Note that Paul calls all of them saints, or holy ones WITH the overseers and ministers. The Greek for overseer is episkopos, which later came to be a bishop. The Greek word for minister is diakonoi, which later would be a deacon. But ALL are holy and called to serve the Lord.
Paul speaks of joy. The whole point of the letter is I rejoice…do you? Ask yourself what brings you joy in your faith. Prayer? Mass? Being with others in belief? Working towards a mission? Doing what is right? The person of Jesus? The free gift of it? All of this is described in this letter (Barclay, p. 13-15).
Progress of the Gospel
In Paul’s eyes, all publicity is good publicity! Whether Christ is preached with bad motives or not, Christ is proclaimed and that is the mission. The only mission for Paul. He willingly devotes his life to this man he has never met, except in the risen encounter. It is the singularity of Paul’s purpose in life that gives him so much passion, hope, courage and strength. We can learn so much from Paul’s example!

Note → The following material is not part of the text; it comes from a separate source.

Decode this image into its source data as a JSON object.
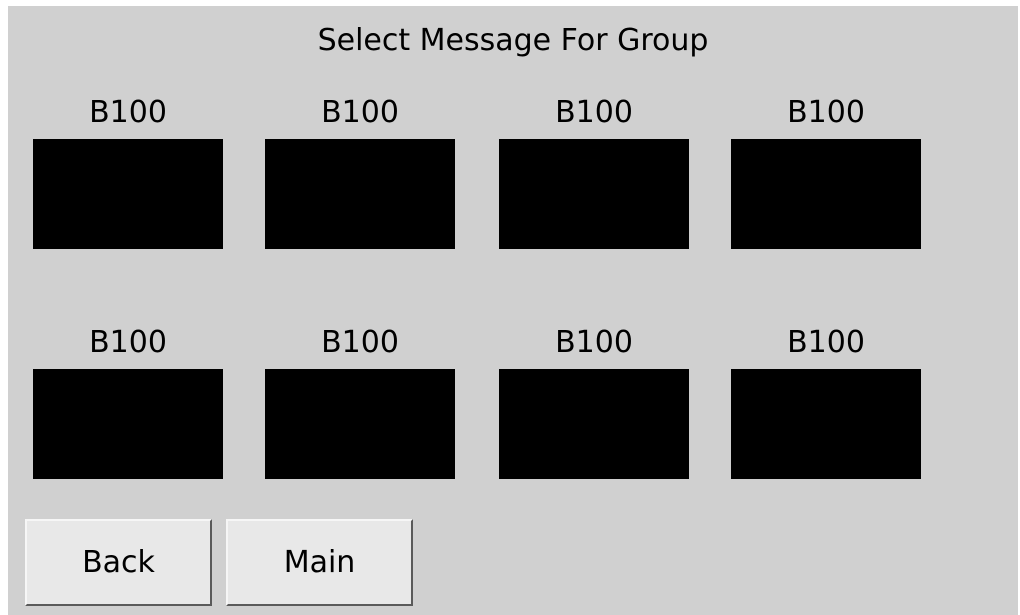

He completely believes and spreads the news of the resurrection. You can hear his inner conflict that he is at peace with dying because he wants to be in the fullness of God; but, he is happy to stay and help his friends in faith too. He knows he will help them on the other side of life too. His conviction is so strong considering how soon this is after Jesus’ death.
Instructions for the Community
In Paul’s mind, oneness in spirit is what holds us strong in our faith. Paul knows that there will be struggle, but there is also hope in the Lord! What does this oneness mean? Richard Rohr uses the term “Oneing,” which he got from Julian of Norwich. She used this term to describe what was happening between her soul and God, “By myself I am nothing at all, but in general, I AM in the oneing of love. For it is in this oneing that the life of all people exists,” (Oneing Vol I No I, p. 12). This oneing can overcome all divisions, dichotomies and dualisms in the world at every level: personal, relational, social, political, cultural, in inter-religious dialogue and spirituality. Richard Rohr says it is the unique and central job of healthy religion (re-ligio = to re-ligament!). What would this oneness look like in your life? How might it help in your struggles?